The question in philosophy of maths is whether numbers, sets, and other abstract mathematical entities exist separately from symbols and from mental concepts. For the Formalist, numbers etc. only exist as symbols manipulated by rules, which corresponds with Nominalist ontology according to which general names group individual things together and do not name any kind of abstract general thing. For the mathematical Logicist, numbers etc. exist outside symbolisation and outside the mind as real abstract things, which corresponds with the Realist ontology according to which general names name an abstraction uniting the individual things coming under that abstraction. For the mathematical Intuitionist, numbers etc. exist as mental constructs, which corresponds with the Conceptualist ontology aaccoring to which general names name a mental construct that unites many individual things.

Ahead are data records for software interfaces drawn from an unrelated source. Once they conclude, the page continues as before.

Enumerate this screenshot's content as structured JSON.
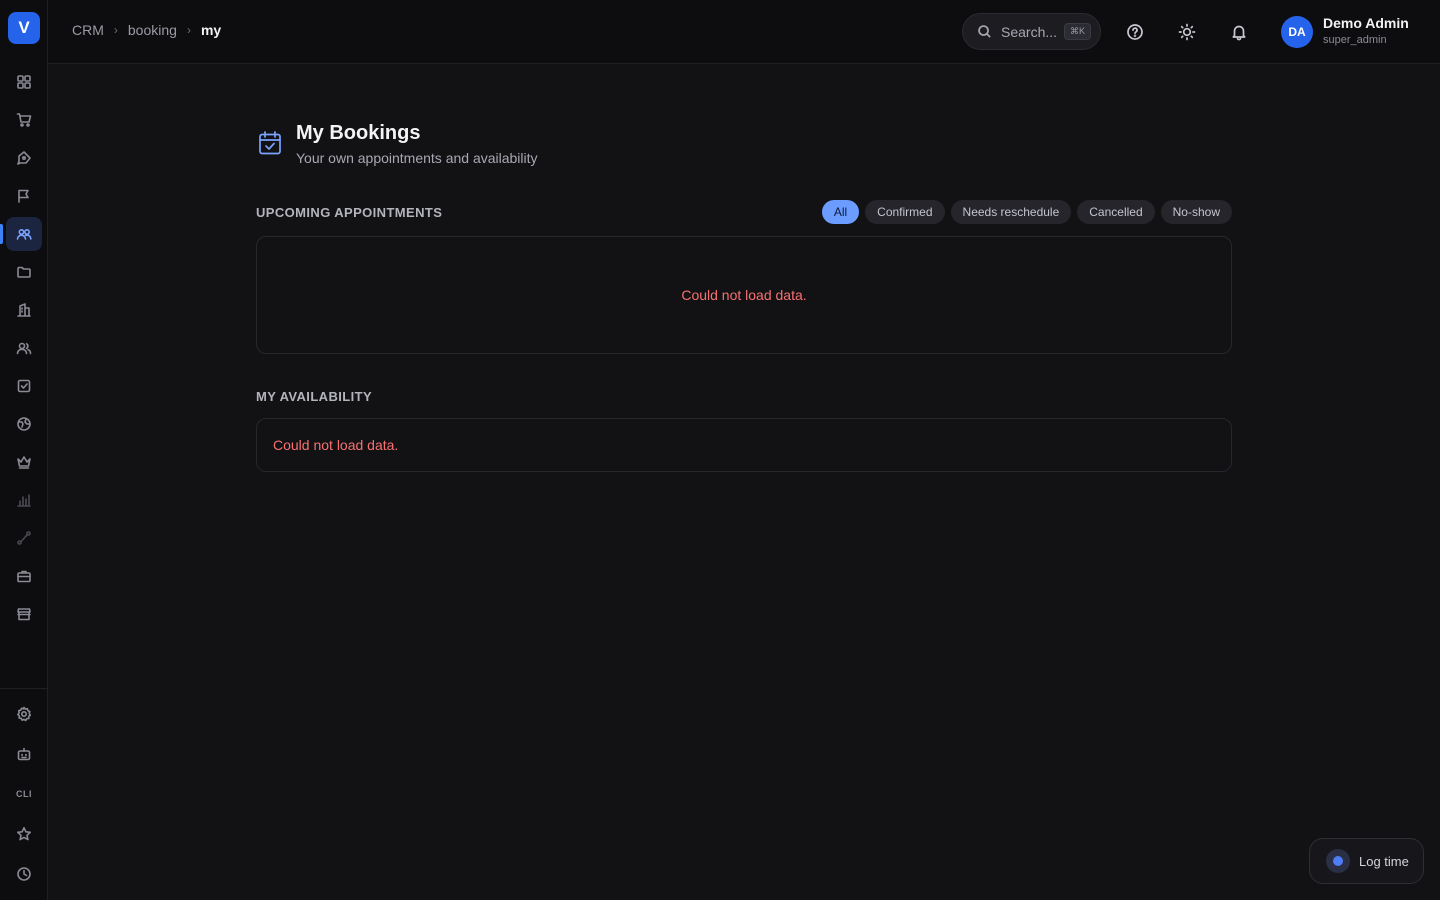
{
  "logo": {
    "letter": "V"
  },
  "breadcrumb": {
    "items": [
      "CRM",
      "booking"
    ],
    "current": "my"
  },
  "search": {
    "placeholder": "Search...",
    "shortcut": "⌘K"
  },
  "user": {
    "initials": "DA",
    "name": "Demo Admin",
    "role": "super_admin"
  },
  "page": {
    "title": "My Bookings",
    "subtitle": "Your own appointments and availability"
  },
  "appointments": {
    "section_title": "UPCOMING APPOINTMENTS",
    "filters": [
      "All",
      "Confirmed",
      "Needs reschedule",
      "Cancelled",
      "No-show"
    ],
    "active_filter": "All",
    "error": "Could not load data."
  },
  "availability": {
    "section_title": "MY AVAILABILITY",
    "error": "Could not load data."
  },
  "sidebar": {
    "bottom": {
      "cli_label": "CLI"
    }
  },
  "log_time": {
    "label": "Log time"
  },
  "colors": {
    "accent": "#2563eb",
    "active_chip": "#6b9cff",
    "error": "#f87171"
  }
}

I presented the three options and asked for a vote from the students. Intutionism/Conceptualism came out first by a long way, with Formalism/Nominalism clearly preferred to Logicism/Realism which was not at all popular. I was surprised because I assumed that they would be knee jerk Realists. I get the impression that the common sense ideology of scientists, including engineers is that scientific laws are true and refer to real objects; and that mathematical laws are true and are about real objects. From what the students said, maths academics may well have that attitude towards maths. They felt it's an inevitable consequence of being a mathematician, that you believe in the reality of mathematical objects. The engineering students had a much more instrumental attitude towards maths.
I didn't get onto Instrumentalism, Realism and Conceptualism in science However, we did get onto Thomas Kuhn's The Structure of Scientific Revolutions and Michel Foucault's Archaeology of Knowledge, which clearly question Realism about scientific laws and theories, and even Realism about the objects of science. Students were much more sympathetic to both than I expected. The relationship with Nominalism and Constructionism, is too big to discuss here. I will just take the opportunity to suggest that we should be careful about assuming that either Kuhn or Foucault were representatives of a branch of Constructionism, know as Social Constructivism, which is how they are often taken. That is they are often taken to believe that scientific laws are social constructs. We might be better off thinking of them as
Nominalists. Foucault's position over many stages of thought consistently includes a concern with the artifciality of categorisation, as compared with the pure physicality, or certainly unique individuality, of individual things.